1875

  • Verney Cameron becomes the first European to cross equatorial Africa from coast to coast.

1879

  • Swedish geologist and explorer Adolf Nordenskjold is the first to locate the Northwest Passage.

1880

  • The Statutes (Definition of Time) Act sets Greenwich Mean Time as the standard for the United Kingdom.

1883

  • The Orient Express, developed by Belgian businessman Georges Nagelmackers, makes its inaugural run. The first European transcontinental express railroad, it is 1,700 miles long and connects Paris to Constantinople.

1884

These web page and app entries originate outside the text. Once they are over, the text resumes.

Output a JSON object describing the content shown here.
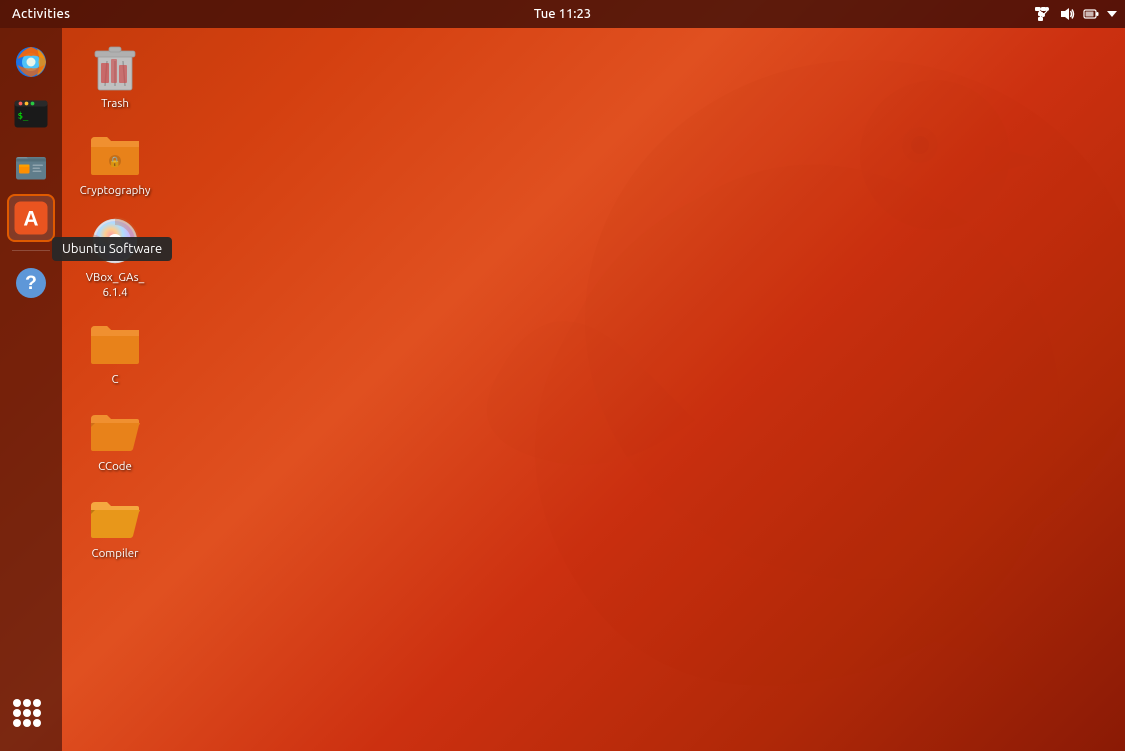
{
  "topbar": {
    "activities_label": "Activities",
    "clock": "Tue 11:23"
  },
  "dock": {
    "items": [
      {
        "id": "firefox",
        "label": "Firefox"
      },
      {
        "id": "terminal",
        "label": "Terminal"
      },
      {
        "id": "files",
        "label": "Files"
      },
      {
        "id": "ubuntu-software",
        "label": "Ubuntu Software",
        "active": true
      }
    ],
    "help_label": "Help",
    "apps_grid_label": "Show Applications"
  },
  "tooltip": {
    "text": "Ubuntu Software"
  },
  "desktop": {
    "icons": [
      {
        "id": "trash",
        "label": "Trash",
        "type": "trash"
      },
      {
        "id": "cryptography",
        "label": "Cryptography",
        "type": "folder-orange"
      },
      {
        "id": "vbox-gas",
        "label": "VBox_GAs_\n6.1.4",
        "type": "cd",
        "label_lines": [
          "VBox_GAs_",
          "6.1.4"
        ]
      },
      {
        "id": "folder-c",
        "label": "C",
        "type": "folder-orange"
      },
      {
        "id": "ccode",
        "label": "CCode",
        "type": "folder-orange-open"
      },
      {
        "id": "compiler",
        "label": "Compiler",
        "type": "folder-orange-open2"
      }
    ]
  }
}
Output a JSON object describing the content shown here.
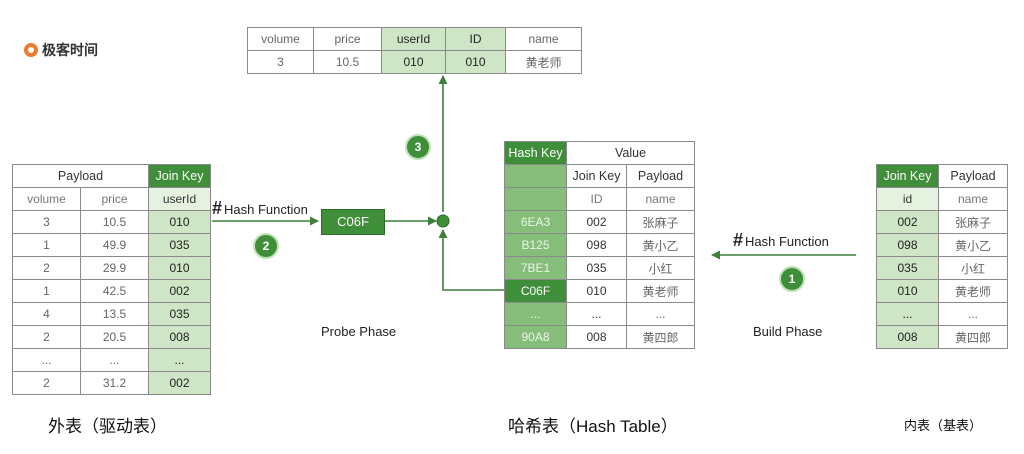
{
  "logo": {
    "text": "极客时间"
  },
  "left_table": {
    "group_headers": [
      "Payload",
      "Join Key"
    ],
    "columns": [
      "volume",
      "price",
      "userId"
    ],
    "rows": [
      [
        "3",
        "10.5",
        "010"
      ],
      [
        "1",
        "49.9",
        "035"
      ],
      [
        "2",
        "29.9",
        "010"
      ],
      [
        "1",
        "42.5",
        "002"
      ],
      [
        "4",
        "13.5",
        "035"
      ],
      [
        "2",
        "20.5",
        "008"
      ],
      [
        "...",
        "...",
        "..."
      ],
      [
        "2",
        "31.2",
        "002"
      ]
    ]
  },
  "top_table": {
    "columns": [
      "volume",
      "price",
      "userId",
      "ID",
      "name"
    ],
    "row": [
      "3",
      "10.5",
      "010",
      "010",
      "黄老师"
    ]
  },
  "hash_table": {
    "header": [
      "Hash Key",
      "Value"
    ],
    "sub_header": [
      "Join Key",
      "Payload"
    ],
    "sub_sub_header": [
      "ID",
      "name"
    ],
    "rows": [
      [
        "6EA3",
        "002",
        "张麻子"
      ],
      [
        "B125",
        "098",
        "黄小乙"
      ],
      [
        "7BE1",
        "035",
        "小红"
      ],
      [
        "C06F",
        "010",
        "黄老师"
      ],
      [
        "...",
        "...",
        "..."
      ],
      [
        "90A8",
        "008",
        "黄四郎"
      ]
    ]
  },
  "right_table": {
    "header": [
      "Join Key",
      "Payload"
    ],
    "columns": [
      "id",
      "name"
    ],
    "rows": [
      [
        "002",
        "张麻子"
      ],
      [
        "098",
        "黄小乙"
      ],
      [
        "035",
        "小红"
      ],
      [
        "010",
        "黄老师"
      ],
      [
        "...",
        "..."
      ],
      [
        "008",
        "黄四郎"
      ]
    ]
  },
  "labels": {
    "hash_function_left": "Hash Function",
    "hash_function_right": "Hash Function",
    "hash_symbol": "#",
    "hash_value": "C06F",
    "probe_phase": "Probe Phase",
    "build_phase": "Build Phase"
  },
  "steps": [
    "1",
    "2",
    "3"
  ],
  "captions": {
    "outer": "外表（驱动表）",
    "hash_table": "哈希表（Hash Table）",
    "inner": "内表（基表）"
  },
  "colors": {
    "green_dark": "#3f8f3a",
    "green_mid": "#86bd7a",
    "green_light": "#cfe6c6",
    "arrow": "#3f7f3a"
  }
}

  • The International Meridian Conference held in Washington, D.C., sets Greenwich in London as the international meridian and creates twenty-four time zones worldwide.

1890

  • 4 March An 8,248-foot-long cantilever railway bridge is completed across the Firth of Forth in Scotland after seven years of construction.

1891

  • Construction begins on the Trans-Siberian Railroad. Completed in 1904, it is 5,778 miles long, connecting Moscow with the eastern port of Vladivostok.

1894

  • Italian physicist Guglielmo Marconi develops a prototype wireless telegraph; several years later he makes a successful demonstration by sending and receiving signals over a distance of twelve miles.

1895

  • The Sixth International Geophysical Conference in London formally declares a need for further Antarctic exploration.

1900

  • Members of the Italian polar expedition under Luigi Amedeo, Duke of Abruzzi, reach the northern record of 86 degrees 34 minutes North.

1901

  • December The first successful transatlantic wireless transmission is achieved by Marconi when he sends signals between Cornwall, England, and St. John’s, Newfoundland.
  • Englishman Robert Falcon Scott leads a three-year expedition to Antarctica; he surveys South Victoria Land, takes soundings of the Ross Sea, and discovers King Edward VII Land.

1902

  • The Italian railroad system completes electrification of its main line.

1909

  • An expedition commanded by the Irishman Ernest Henry Shackleton reaches a point approximately ninety-seven miles from the South Pole. Upon his return to Britain, he publishes an account of his adventures titled Heart of the Antarctic.

1910

  • There are approximately 125,000 telephones in use in Great Britain.

1911

  • 14 December Norwegian explorer Roald Amundsen successfully reaches the South Pole ahead of rival German, Australian, British, and Japanese expeditions.

1912

  • 17 January Scott and four companions reach the South Pole a month after Amundsen; all of them perish on the return trip.
  • Selandia, a Danish vessel and the first diesel-powered steamship, is launched. It demonstrates its superior fuel conservation by completing a nonstop twenty-six-thousand-mile voyage from Bangkok to London.

1913

  • The first use of diesel-electric railway engines occurs in Sweden.

1914

  • Shackleton undertakes the first trans-Antarctic expedition, but he fails when his ship Endurance is later crushed in pack ice; the crew is eventually rescued.